- [Aim of the exercise] Copy out each line of the entries below in which the string "icon" appears.

Component data from apps and pages:

• • • •

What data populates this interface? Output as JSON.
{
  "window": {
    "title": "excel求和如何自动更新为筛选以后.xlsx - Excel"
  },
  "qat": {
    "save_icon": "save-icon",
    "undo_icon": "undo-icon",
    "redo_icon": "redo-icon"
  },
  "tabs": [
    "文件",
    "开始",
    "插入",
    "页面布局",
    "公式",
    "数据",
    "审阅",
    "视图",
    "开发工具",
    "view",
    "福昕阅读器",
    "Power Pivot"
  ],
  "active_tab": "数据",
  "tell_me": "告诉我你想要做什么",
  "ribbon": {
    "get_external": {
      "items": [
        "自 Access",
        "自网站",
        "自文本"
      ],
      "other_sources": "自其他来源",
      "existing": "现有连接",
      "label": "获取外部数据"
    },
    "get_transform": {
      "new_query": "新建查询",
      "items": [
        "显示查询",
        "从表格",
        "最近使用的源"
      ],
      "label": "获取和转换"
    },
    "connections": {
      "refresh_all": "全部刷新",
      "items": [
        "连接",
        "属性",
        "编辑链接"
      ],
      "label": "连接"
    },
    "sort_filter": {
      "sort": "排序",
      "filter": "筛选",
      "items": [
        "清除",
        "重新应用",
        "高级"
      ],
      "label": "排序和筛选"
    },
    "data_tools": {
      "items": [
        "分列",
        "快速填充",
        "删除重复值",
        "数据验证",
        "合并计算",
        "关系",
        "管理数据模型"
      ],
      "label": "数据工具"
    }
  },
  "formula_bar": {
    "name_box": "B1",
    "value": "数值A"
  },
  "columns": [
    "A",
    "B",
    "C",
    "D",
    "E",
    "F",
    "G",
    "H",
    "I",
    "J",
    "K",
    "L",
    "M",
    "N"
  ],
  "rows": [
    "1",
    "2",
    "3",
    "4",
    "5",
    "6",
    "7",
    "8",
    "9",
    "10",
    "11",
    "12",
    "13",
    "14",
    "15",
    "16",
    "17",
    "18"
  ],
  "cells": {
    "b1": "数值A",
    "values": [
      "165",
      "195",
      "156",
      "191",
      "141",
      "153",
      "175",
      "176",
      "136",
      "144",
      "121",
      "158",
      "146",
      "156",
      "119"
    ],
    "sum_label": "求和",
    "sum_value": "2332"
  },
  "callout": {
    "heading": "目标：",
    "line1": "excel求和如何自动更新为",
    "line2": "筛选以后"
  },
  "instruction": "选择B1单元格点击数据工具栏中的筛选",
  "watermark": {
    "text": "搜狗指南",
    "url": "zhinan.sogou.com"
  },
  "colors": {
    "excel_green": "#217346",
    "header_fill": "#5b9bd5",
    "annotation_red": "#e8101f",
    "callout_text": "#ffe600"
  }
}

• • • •

- [Answer area]
    "save_icon": "save-icon",
    "undo_icon": "undo-icon",
    "redo_icon": "redo-icon"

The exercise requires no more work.